While the less expensive $50 bottle may be appealing to your wallet and seem cost-effective at the time, proceed with caution, because it is likely the exact opposite. It may save you $40 at the moment, but in reality, it is costing you hundreds, even thousands in the long run. More importantly, it is not helping your pet, because there is not nearly enough CBD in the product.
Important Questions to Ask
As mentioned earlier, CBD is seemingly everywhere you look. There is an abundance of CBD companies in the animal health industry, all claiming their product is superior to others. While it is safe to assume the “CBD” you see at the gas station is not of the highest quality, here are some more helpful questions to ask before making your buying decision:
Ask for a COA – “COA” is an acronym, standing for Certificate of Analysis. If you are speaking to a reputable company, a COA should be available upon request. In short, a COA shows you exactly what the product contains. If the product is tested as frequently as it should be, the company should have a COA for each lot, and each bottle produced. If the company you are interested in trying for your pet is hesitant or unwilling to produce a COA, that should raise a cautionary flag.
Is the product 3rd party lab tested? – While in-house testing is an important aspect of any company producing a healthcare supplement, it is even more important that the product is tested and analyzed through a neutral, unbiased lab for full transparency.
Are there published studies available? – ElleVet Sciences sets the standard in the CBD industry in the animal health space. It is the only product that has a published clinical trial, completed at Cornell University in 2017, and officially published in 2018. This is absolutely critical, especially in a space that the FDA does not yet regulate. Companies will make numerous claims about how their product(s) will help your pet(s), very few companies have those claims backed by scientific evidence. The complete study at Cornell University can be found here.

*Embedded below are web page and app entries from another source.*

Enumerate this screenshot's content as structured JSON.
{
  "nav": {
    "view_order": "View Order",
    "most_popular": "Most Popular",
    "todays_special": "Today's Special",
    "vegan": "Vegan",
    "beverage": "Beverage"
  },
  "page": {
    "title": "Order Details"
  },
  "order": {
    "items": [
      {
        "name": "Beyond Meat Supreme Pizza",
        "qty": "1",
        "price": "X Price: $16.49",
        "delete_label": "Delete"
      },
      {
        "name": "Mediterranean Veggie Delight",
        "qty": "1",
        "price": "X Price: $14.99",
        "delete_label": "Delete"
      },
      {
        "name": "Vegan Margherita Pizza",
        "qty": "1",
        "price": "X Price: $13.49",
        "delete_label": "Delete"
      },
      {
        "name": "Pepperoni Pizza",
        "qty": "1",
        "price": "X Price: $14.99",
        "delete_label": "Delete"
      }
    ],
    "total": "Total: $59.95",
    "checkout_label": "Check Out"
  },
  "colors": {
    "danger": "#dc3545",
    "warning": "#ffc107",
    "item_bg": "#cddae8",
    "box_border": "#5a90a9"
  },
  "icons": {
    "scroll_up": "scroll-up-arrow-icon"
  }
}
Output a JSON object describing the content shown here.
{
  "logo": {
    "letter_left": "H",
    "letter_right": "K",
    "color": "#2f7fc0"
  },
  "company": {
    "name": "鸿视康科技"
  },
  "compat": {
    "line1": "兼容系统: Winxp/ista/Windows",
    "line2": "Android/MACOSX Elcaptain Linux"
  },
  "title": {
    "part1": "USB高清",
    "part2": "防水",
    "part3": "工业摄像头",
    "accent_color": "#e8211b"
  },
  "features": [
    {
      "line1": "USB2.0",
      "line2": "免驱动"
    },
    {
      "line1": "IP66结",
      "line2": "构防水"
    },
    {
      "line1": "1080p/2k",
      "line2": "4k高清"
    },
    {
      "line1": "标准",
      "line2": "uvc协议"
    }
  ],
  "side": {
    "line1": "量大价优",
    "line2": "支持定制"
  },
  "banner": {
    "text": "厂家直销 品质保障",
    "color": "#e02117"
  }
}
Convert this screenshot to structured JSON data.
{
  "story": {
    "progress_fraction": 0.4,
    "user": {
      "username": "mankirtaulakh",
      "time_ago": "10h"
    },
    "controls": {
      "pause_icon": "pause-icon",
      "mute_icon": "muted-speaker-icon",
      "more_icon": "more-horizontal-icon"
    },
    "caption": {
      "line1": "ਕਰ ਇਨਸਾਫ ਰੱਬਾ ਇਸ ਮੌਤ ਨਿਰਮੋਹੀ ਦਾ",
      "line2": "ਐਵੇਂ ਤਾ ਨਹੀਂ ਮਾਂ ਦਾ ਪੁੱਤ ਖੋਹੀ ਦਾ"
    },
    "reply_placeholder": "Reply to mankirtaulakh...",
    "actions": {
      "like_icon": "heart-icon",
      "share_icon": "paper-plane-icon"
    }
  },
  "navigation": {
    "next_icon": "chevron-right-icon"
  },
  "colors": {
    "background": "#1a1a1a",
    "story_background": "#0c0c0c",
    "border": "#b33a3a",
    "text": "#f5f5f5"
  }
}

Is it trusted and endorsed by veterinarians? – Again, due to the concrete scientific evidence and safety study, ElleVet Sciences is one of the only products trusted and carried by veterinarians. As is the case with any medication, always consult your veterinarian before trying a product for your pet.